SOURCE MATERIAL:

== Segment start ==

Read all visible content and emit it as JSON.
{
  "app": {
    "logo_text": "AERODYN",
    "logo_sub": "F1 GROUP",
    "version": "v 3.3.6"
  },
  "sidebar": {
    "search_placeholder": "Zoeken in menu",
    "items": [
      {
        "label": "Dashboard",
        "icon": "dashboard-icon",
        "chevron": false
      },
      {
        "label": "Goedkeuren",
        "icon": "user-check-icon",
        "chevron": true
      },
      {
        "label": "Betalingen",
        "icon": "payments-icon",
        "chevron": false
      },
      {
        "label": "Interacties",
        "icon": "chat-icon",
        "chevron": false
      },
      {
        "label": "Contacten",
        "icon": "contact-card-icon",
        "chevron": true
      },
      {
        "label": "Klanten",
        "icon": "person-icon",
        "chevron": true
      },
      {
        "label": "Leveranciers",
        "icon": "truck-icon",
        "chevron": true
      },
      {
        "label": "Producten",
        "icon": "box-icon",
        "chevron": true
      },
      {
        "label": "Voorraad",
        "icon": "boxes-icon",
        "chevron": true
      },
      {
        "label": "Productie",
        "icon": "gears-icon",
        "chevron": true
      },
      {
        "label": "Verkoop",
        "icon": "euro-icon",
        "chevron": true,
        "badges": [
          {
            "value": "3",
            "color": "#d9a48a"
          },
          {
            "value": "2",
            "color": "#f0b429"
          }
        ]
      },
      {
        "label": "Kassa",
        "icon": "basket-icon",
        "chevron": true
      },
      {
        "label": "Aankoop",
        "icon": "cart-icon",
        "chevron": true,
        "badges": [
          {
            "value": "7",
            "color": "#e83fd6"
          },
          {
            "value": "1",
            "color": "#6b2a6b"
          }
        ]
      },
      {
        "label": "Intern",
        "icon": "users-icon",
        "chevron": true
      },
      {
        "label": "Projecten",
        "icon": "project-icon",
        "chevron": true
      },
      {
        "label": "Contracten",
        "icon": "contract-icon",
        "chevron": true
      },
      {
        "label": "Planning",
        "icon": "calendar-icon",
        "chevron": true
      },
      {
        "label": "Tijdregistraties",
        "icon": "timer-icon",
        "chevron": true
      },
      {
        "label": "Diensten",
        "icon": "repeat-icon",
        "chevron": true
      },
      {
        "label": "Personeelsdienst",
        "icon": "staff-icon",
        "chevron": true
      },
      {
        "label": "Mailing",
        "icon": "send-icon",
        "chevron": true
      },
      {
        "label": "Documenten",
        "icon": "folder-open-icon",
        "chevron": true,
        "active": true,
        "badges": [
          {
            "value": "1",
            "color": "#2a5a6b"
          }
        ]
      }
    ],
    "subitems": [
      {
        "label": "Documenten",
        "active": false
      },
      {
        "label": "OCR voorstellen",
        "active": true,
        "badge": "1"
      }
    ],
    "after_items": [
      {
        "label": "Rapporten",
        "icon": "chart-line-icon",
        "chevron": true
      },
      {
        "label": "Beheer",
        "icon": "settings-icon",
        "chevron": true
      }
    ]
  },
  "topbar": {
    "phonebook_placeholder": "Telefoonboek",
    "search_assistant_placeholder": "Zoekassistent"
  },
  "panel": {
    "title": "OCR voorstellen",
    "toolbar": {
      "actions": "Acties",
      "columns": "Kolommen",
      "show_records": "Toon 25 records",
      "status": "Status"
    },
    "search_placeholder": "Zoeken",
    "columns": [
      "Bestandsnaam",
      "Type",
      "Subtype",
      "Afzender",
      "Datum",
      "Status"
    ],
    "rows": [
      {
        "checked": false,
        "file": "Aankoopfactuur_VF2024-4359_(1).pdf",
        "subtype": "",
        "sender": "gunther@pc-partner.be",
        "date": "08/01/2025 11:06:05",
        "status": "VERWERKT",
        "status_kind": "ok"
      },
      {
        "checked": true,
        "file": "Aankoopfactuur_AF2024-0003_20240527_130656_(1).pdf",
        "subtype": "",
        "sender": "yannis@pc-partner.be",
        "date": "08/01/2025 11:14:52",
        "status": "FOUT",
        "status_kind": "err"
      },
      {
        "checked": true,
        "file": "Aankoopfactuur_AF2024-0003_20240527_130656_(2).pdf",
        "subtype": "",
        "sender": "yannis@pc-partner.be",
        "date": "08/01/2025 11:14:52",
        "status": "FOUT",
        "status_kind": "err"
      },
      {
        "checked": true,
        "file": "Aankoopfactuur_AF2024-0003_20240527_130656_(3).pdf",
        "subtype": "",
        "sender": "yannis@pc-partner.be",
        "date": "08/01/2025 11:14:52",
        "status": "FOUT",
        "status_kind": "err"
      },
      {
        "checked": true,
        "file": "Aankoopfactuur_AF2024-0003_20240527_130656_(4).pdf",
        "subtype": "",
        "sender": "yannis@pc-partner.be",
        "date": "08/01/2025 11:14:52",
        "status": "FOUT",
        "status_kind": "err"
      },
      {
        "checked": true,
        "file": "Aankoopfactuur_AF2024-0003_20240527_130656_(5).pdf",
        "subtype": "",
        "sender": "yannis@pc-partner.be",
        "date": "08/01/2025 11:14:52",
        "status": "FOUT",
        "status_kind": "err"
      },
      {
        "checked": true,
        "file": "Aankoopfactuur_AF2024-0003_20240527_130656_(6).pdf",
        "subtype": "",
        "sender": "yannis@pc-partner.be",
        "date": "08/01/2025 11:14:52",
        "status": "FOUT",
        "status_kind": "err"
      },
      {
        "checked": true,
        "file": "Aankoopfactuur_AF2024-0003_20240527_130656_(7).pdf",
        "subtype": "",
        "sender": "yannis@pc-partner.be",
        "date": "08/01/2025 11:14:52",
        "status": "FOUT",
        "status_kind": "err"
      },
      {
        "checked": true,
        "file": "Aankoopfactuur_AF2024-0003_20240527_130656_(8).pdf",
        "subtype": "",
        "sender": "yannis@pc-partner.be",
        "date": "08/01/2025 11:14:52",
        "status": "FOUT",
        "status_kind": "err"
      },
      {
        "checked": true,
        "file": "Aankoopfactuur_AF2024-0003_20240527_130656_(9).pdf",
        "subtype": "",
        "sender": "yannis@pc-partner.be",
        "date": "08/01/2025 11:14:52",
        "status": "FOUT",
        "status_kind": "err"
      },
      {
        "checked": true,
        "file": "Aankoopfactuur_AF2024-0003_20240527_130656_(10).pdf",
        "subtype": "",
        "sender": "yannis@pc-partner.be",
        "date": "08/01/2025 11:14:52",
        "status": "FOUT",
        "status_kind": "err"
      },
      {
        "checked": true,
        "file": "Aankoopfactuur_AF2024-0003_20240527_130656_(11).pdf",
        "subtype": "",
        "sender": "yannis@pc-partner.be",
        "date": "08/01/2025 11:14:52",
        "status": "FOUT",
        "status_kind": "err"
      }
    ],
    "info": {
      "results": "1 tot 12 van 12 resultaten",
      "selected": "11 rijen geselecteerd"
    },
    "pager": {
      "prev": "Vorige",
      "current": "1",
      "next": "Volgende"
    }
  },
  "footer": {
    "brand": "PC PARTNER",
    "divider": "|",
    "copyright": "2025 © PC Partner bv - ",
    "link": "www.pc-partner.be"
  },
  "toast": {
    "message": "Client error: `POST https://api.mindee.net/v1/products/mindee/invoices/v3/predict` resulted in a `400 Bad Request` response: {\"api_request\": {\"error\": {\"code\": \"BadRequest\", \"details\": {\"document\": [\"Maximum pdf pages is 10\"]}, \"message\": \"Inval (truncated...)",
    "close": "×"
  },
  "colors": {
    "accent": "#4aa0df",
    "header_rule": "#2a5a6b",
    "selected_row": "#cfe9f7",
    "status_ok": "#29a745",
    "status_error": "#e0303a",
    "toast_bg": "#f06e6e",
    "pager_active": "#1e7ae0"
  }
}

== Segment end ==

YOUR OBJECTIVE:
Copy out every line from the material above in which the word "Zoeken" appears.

EXERCISE OUTPUT:
    "search_placeholder": "Zoeken in menu",
    "search_placeholder": "Zoeken",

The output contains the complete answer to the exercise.